Frontera de Cristo Volunteers live in Agua Prieta Mexico and work extensively with Protestants, Catholics and people of good will in the United States and Mexico to provide direct humanitarian assistance to deportees returned to Mexico by the Border Patrol. Frontera de Cristo is a Presbyterian border ministry located in the sister cities of Agua Prieta, Sonora and Douglas, Arizona. More about Frontera de Cristo.
House of Neighborly Service The House of Neighborly Service is a community center that has has been living and loving South Tucson since 1946. We’re getting to know and listening to our enterprising, creative neighbors and we want to do what we can to support their dreams for a local economy and a thriving community that works for everybody. In this work, we are rooted in an inclusive focus on the needs of our community – especially those marginalized by the traditional economy, a commitment to asset-based community development, and the goal of building a sustainable, place-based economy in South Tucson that creates prosperity, peace, justice, freedom and dignity for all. More about the House of Neighborly Service.

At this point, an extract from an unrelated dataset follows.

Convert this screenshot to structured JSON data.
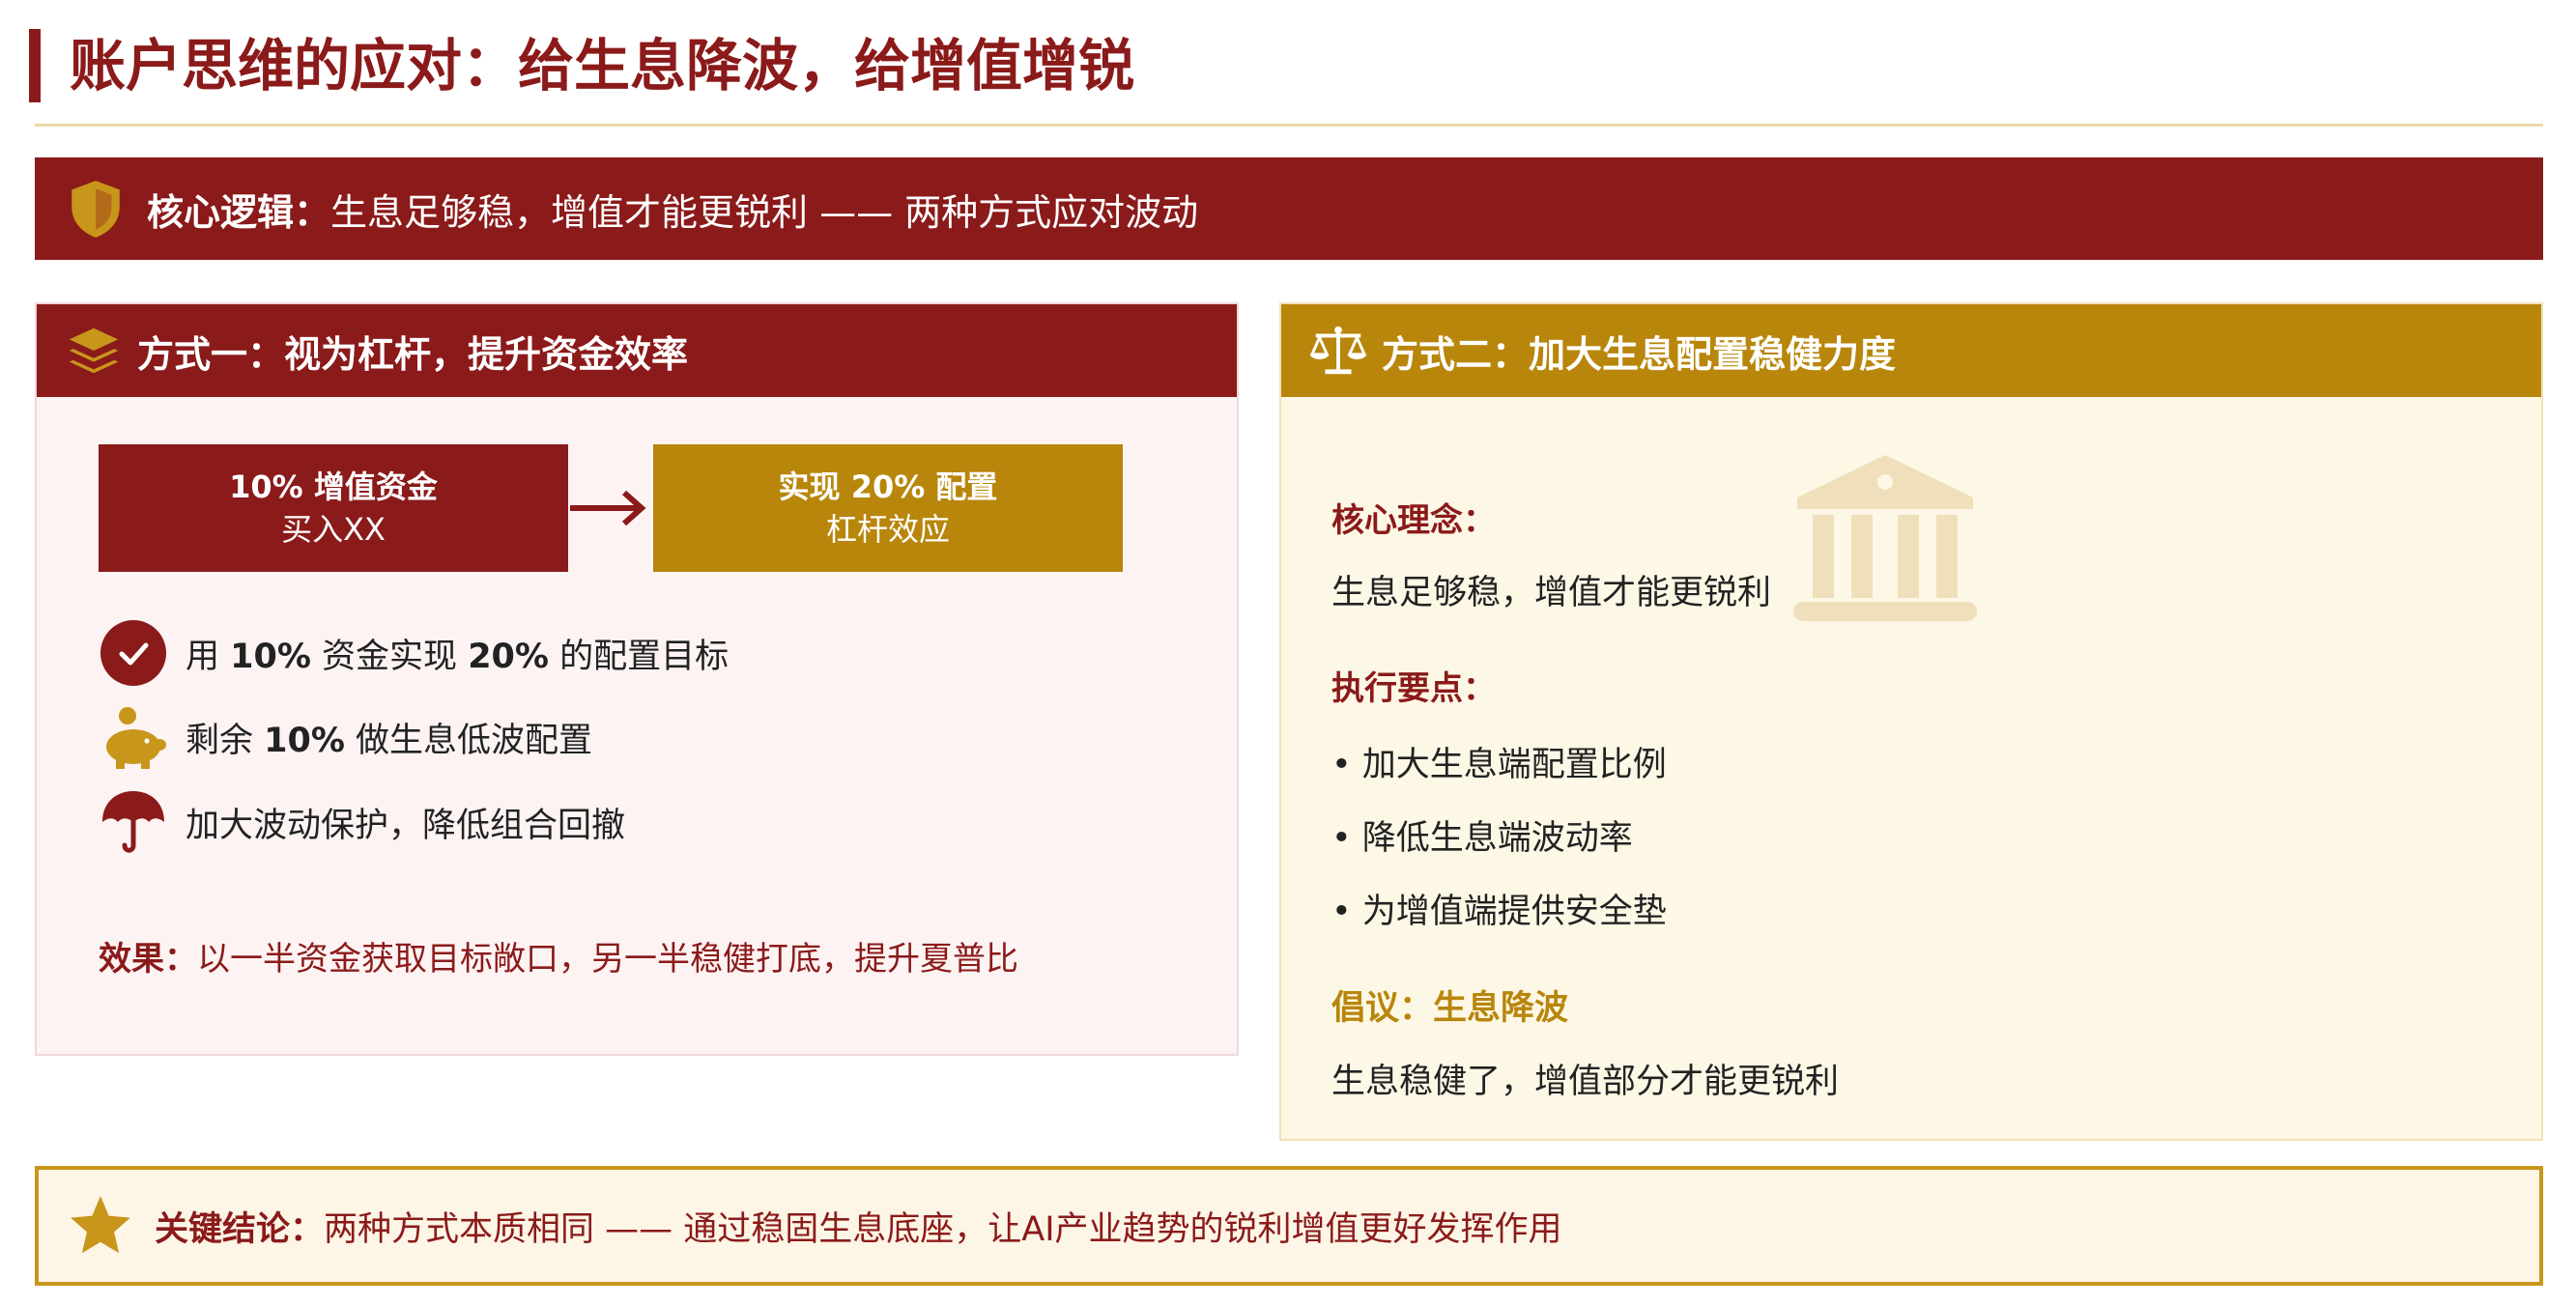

Primavera Foundation Volunteers have worked in a variety of positions, from resource specialist to financial education advocate. Primavera provides pathways out of poverty through safe, affordable housing, workforce development and neighborhood revitalization. Primavera promotes economic and social justice while working to build a future in which all people are assured basic human rights, a livable income, and safe, affordable housing. More about Primavera.

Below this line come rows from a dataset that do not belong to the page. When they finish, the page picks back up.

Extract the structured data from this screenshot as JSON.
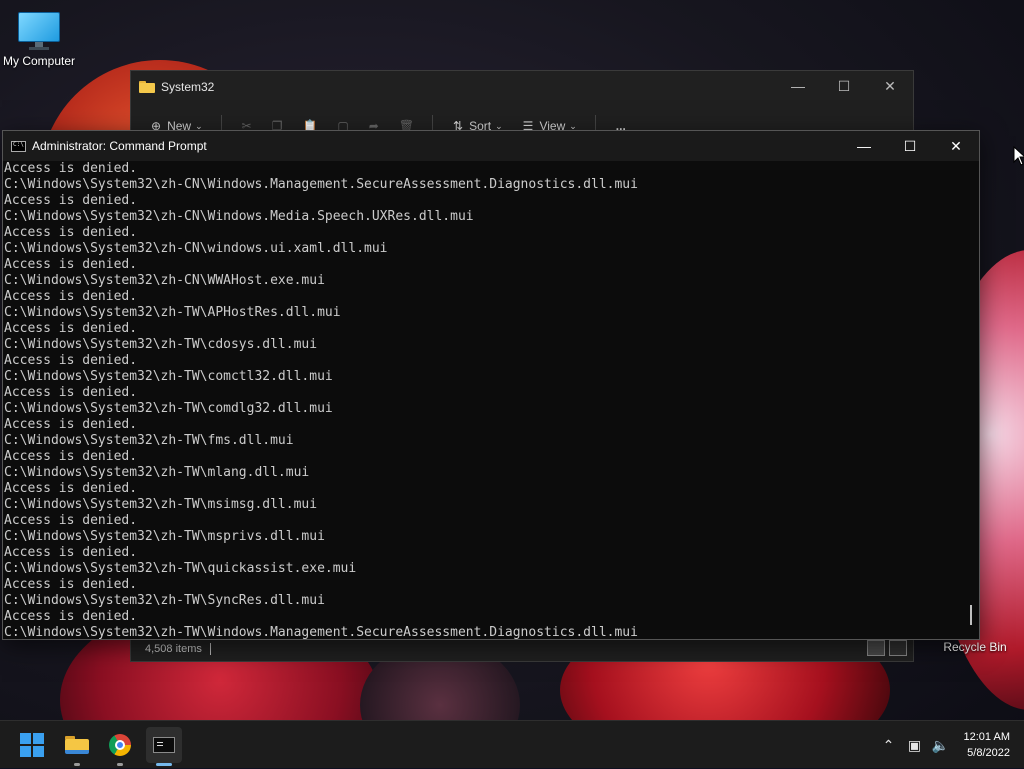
{
  "desktop": {
    "icons": [
      {
        "label": "My Computer"
      },
      {
        "label": "Recycle Bin"
      }
    ]
  },
  "explorer": {
    "title": "System32",
    "toolbar": {
      "new_label": "New",
      "sort_label": "Sort",
      "view_label": "View",
      "more_label": "..."
    },
    "status": {
      "item_count": "4,508 items"
    }
  },
  "cmd": {
    "title": "Administrator: Command Prompt",
    "lines": [
      "Access is denied.",
      "C:\\Windows\\System32\\zh-CN\\Windows.Management.SecureAssessment.Diagnostics.dll.mui",
      "Access is denied.",
      "C:\\Windows\\System32\\zh-CN\\Windows.Media.Speech.UXRes.dll.mui",
      "Access is denied.",
      "C:\\Windows\\System32\\zh-CN\\windows.ui.xaml.dll.mui",
      "Access is denied.",
      "C:\\Windows\\System32\\zh-CN\\WWAHost.exe.mui",
      "Access is denied.",
      "C:\\Windows\\System32\\zh-TW\\APHostRes.dll.mui",
      "Access is denied.",
      "C:\\Windows\\System32\\zh-TW\\cdosys.dll.mui",
      "Access is denied.",
      "C:\\Windows\\System32\\zh-TW\\comctl32.dll.mui",
      "Access is denied.",
      "C:\\Windows\\System32\\zh-TW\\comdlg32.dll.mui",
      "Access is denied.",
      "C:\\Windows\\System32\\zh-TW\\fms.dll.mui",
      "Access is denied.",
      "C:\\Windows\\System32\\zh-TW\\mlang.dll.mui",
      "Access is denied.",
      "C:\\Windows\\System32\\zh-TW\\msimsg.dll.mui",
      "Access is denied.",
      "C:\\Windows\\System32\\zh-TW\\msprivs.dll.mui",
      "Access is denied.",
      "C:\\Windows\\System32\\zh-TW\\quickassist.exe.mui",
      "Access is denied.",
      "C:\\Windows\\System32\\zh-TW\\SyncRes.dll.mui",
      "Access is denied.",
      "C:\\Windows\\System32\\zh-TW\\Windows.Management.SecureAssessment.Diagnostics.dll.mui"
    ]
  },
  "taskbar": {
    "apps": [
      {
        "name": "start-button",
        "icon": "windows-logo-icon"
      },
      {
        "name": "file-explorer",
        "icon": "folder-icon"
      },
      {
        "name": "chrome",
        "icon": "chrome-icon"
      },
      {
        "name": "command-prompt",
        "icon": "terminal-icon",
        "active": true
      }
    ],
    "tray": {
      "time": "12:01 AM",
      "date": "5/8/2022"
    }
  },
  "colors": {
    "console_bg": "#0c0c0c",
    "console_text": "#cccccc",
    "taskbar_bg": "#1c1c1c",
    "accent": "#3aa0f0"
  }
}
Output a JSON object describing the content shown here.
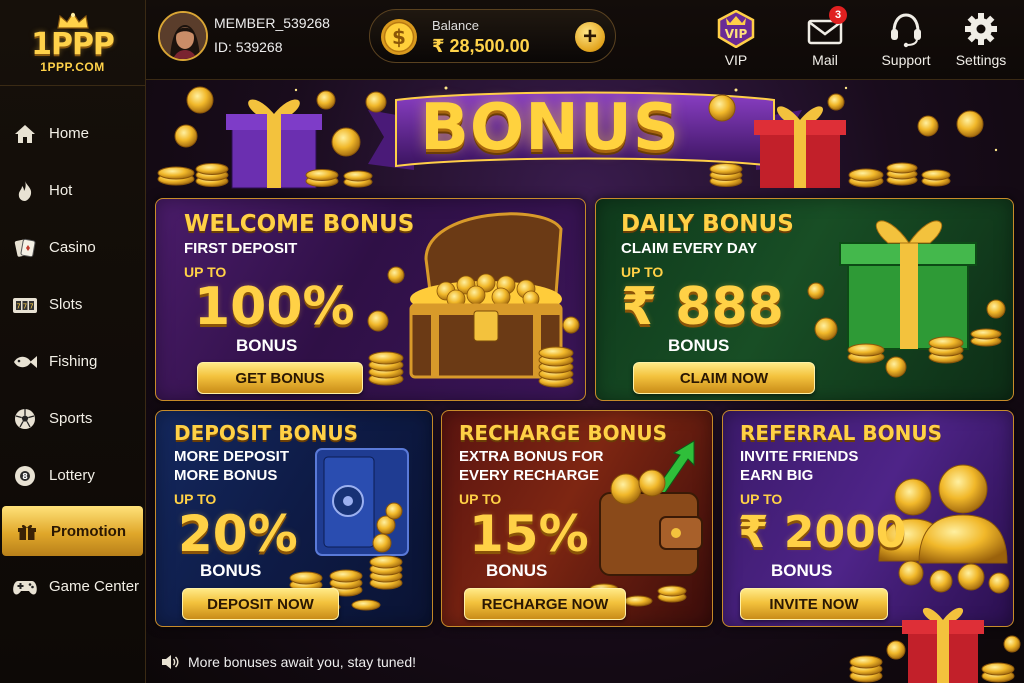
{
  "brand": {
    "logo_text": "1PPP",
    "logo_sub": "1PPP.COM"
  },
  "sidebar": {
    "items": [
      {
        "label": "Home",
        "icon": "home-icon",
        "active": false
      },
      {
        "label": "Hot",
        "icon": "flame-icon",
        "active": false
      },
      {
        "label": "Casino",
        "icon": "cards-icon",
        "active": false
      },
      {
        "label": "Slots",
        "icon": "slot-machine-icon",
        "active": false
      },
      {
        "label": "Fishing",
        "icon": "fish-icon",
        "active": false
      },
      {
        "label": "Sports",
        "icon": "soccer-ball-icon",
        "active": false
      },
      {
        "label": "Lottery",
        "icon": "lottery-ball-icon",
        "active": false
      },
      {
        "label": "Promotion",
        "icon": "gift-icon",
        "active": true
      },
      {
        "label": "Game Center",
        "icon": "gamepad-icon",
        "active": false
      }
    ]
  },
  "header": {
    "member_name": "MEMBER_539268",
    "member_id": "ID: 539268",
    "balance_label": "Balance",
    "balance_value": "₹ 28,500.00",
    "actions": [
      {
        "label": "VIP",
        "icon": "vip-badge-icon"
      },
      {
        "label": "Mail",
        "icon": "mail-icon",
        "badge": "3"
      },
      {
        "label": "Support",
        "icon": "headset-icon"
      },
      {
        "label": "Settings",
        "icon": "gear-icon"
      }
    ]
  },
  "banner": {
    "title": "BONUS"
  },
  "cards": {
    "welcome": {
      "title": "WELCOME BONUS",
      "sub": "FIRST DEPOSIT",
      "upto": "UP TO",
      "value": "100%",
      "bonus": "BONUS",
      "button": "GET BONUS"
    },
    "daily": {
      "title": "DAILY BONUS",
      "sub": "CLAIM EVERY DAY",
      "upto": "UP TO",
      "value": "₹ 888",
      "bonus": "BONUS",
      "button": "CLAIM NOW"
    },
    "deposit": {
      "title": "DEPOSIT BONUS",
      "sub1": "MORE DEPOSIT",
      "sub2": "MORE BONUS",
      "upto": "UP TO",
      "value": "20%",
      "bonus": "BONUS",
      "button": "DEPOSIT NOW"
    },
    "recharge": {
      "title": "RECHARGE BONUS",
      "sub1": "EXTRA BONUS FOR",
      "sub2": "EVERY RECHARGE",
      "upto": "UP TO",
      "value": "15%",
      "bonus": "BONUS",
      "button": "RECHARGE NOW"
    },
    "referral": {
      "title": "REFERRAL BONUS",
      "sub1": "INVITE FRIENDS",
      "sub2": "EARN BIG",
      "upto": "UP TO",
      "value": "₹ 2000",
      "bonus": "BONUS",
      "button": "INVITE NOW"
    }
  },
  "footer": {
    "notice": "More bonuses await you, stay tuned!"
  },
  "colors": {
    "gold": "#ffd146",
    "active_nav": "#e0a72a",
    "badge_red": "#e02020"
  }
}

Community Home Repair Projects of Arizona (CHRPA) Volunteers work closely with a wide variety of local and national volunteers and staff to provide free home repair to low income and working poor residents of the Tucson valley. Volunteers receive training and provide direct home repair services to a diverse community. More about CHRPA.
Keep Tucson Together is a volunteer-run, free immigration legal clinic. We believe that families deserve to remain together, and that all people deserve legal representation in immigration court. Our volunteer lawyers represent anyone from Pima County who lands in immigration court. Our non-lawyer volunteers work directly with clients, prepare bonds, asylum petitions, and other defenses against deportation. KTT volunteers learn about immigration law and have a huge impact in our community. A YAV at Keep Tucson Together will be able to visit clients in detention, help fill out immigration paperwork, and practice flexibility in responding to community needs as they arise. Join us! For more about Keep Tucson Together, click here.

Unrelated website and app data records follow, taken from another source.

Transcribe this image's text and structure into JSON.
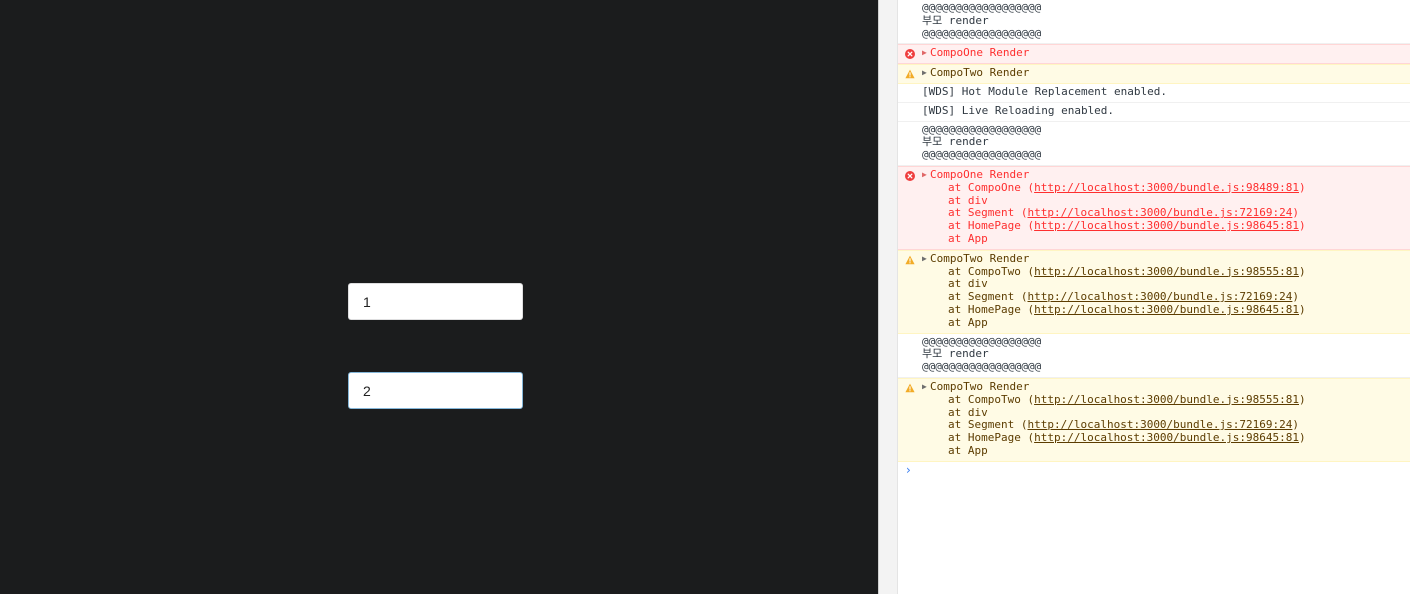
{
  "app": {
    "input_one_value": "1",
    "input_two_value": "2"
  },
  "console": {
    "messages": [
      {
        "level": "log",
        "lines": [
          "@@@@@@@@@@@@@@@@@@",
          "부모 render",
          "@@@@@@@@@@@@@@@@@@"
        ]
      },
      {
        "level": "error",
        "title": "CompoOne Render"
      },
      {
        "level": "warning",
        "title": "CompoTwo Render"
      },
      {
        "level": "log",
        "lines": [
          "[WDS] Hot Module Replacement enabled."
        ]
      },
      {
        "level": "log",
        "lines": [
          "[WDS] Live Reloading enabled."
        ]
      },
      {
        "level": "log",
        "lines": [
          "@@@@@@@@@@@@@@@@@@",
          "부모 render",
          "@@@@@@@@@@@@@@@@@@"
        ]
      },
      {
        "level": "error",
        "title": "CompoOne Render",
        "stack": [
          {
            "pre": "at CompoOne (",
            "link": "http://localhost:3000/bundle.js:98489:81",
            "post": ")"
          },
          {
            "pre": "at div"
          },
          {
            "pre": "at Segment (",
            "link": "http://localhost:3000/bundle.js:72169:24",
            "post": ")"
          },
          {
            "pre": "at HomePage (",
            "link": "http://localhost:3000/bundle.js:98645:81",
            "post": ")"
          },
          {
            "pre": "at App"
          }
        ]
      },
      {
        "level": "warning",
        "title": "CompoTwo Render",
        "stack": [
          {
            "pre": "at CompoTwo (",
            "link": "http://localhost:3000/bundle.js:98555:81",
            "post": ")"
          },
          {
            "pre": "at div"
          },
          {
            "pre": "at Segment (",
            "link": "http://localhost:3000/bundle.js:72169:24",
            "post": ")"
          },
          {
            "pre": "at HomePage (",
            "link": "http://localhost:3000/bundle.js:98645:81",
            "post": ")"
          },
          {
            "pre": "at App"
          }
        ]
      },
      {
        "level": "log",
        "lines": [
          "@@@@@@@@@@@@@@@@@@",
          "부모 render",
          "@@@@@@@@@@@@@@@@@@"
        ]
      },
      {
        "level": "warning",
        "title": "CompoTwo Render",
        "stack": [
          {
            "pre": "at CompoTwo (",
            "link": "http://localhost:3000/bundle.js:98555:81",
            "post": ")"
          },
          {
            "pre": "at div"
          },
          {
            "pre": "at Segment (",
            "link": "http://localhost:3000/bundle.js:72169:24",
            "post": ")"
          },
          {
            "pre": "at HomePage (",
            "link": "http://localhost:3000/bundle.js:98645:81",
            "post": ")"
          },
          {
            "pre": "at App"
          }
        ]
      }
    ],
    "prompt_glyph": "›"
  },
  "colors": {
    "app_bg": "#1b1c1d",
    "error_text": "#fe2f2f",
    "error_bg": "#fff0f0",
    "warning_bg": "#fffbe5",
    "warning_text": "#5c3c00",
    "prompt_blue": "#367cf1"
  },
  "icons": {
    "error": "error-circle-icon",
    "warning": "warning-triangle-icon",
    "expand": "expand-triangle-icon",
    "prompt": "console-prompt-icon"
  }
}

The Inn Project is a short-term hospitality ministry established in December 2016 that hosts asylum seekers en route to their sponsors around the United States. Most guests are single parents with children who have recently entered the U.S. to make their asylum petitions. Housed in the basement of First United Methodist Church, the Inn offers a safe place to rest while people arrange their travel to their final destination. In 2017, the Inn hosted 687 families, most who stayed 1-3 days at the Inn. Volunteers at the Inn Project will respond to the needs of each day, cooking meals, making beds, doing laundry, completing registration paperwork with new guests, and (most importantly) offering a listening ear and compassionate presence to our neighbors on the road. For more about The Inn Project, click here.
Age: 19-30 Education: no requirement Other: Spanish proficiency is a requirement for placement at BorderLinks and Frontera de Cristo. If riding a bike is not possible for folks, other accommodations will be made.
What Child is This?
We reflect God’s perfect gift to us, with generous support of church leaders among us — past, present and future — through the Christmas Joy Offering.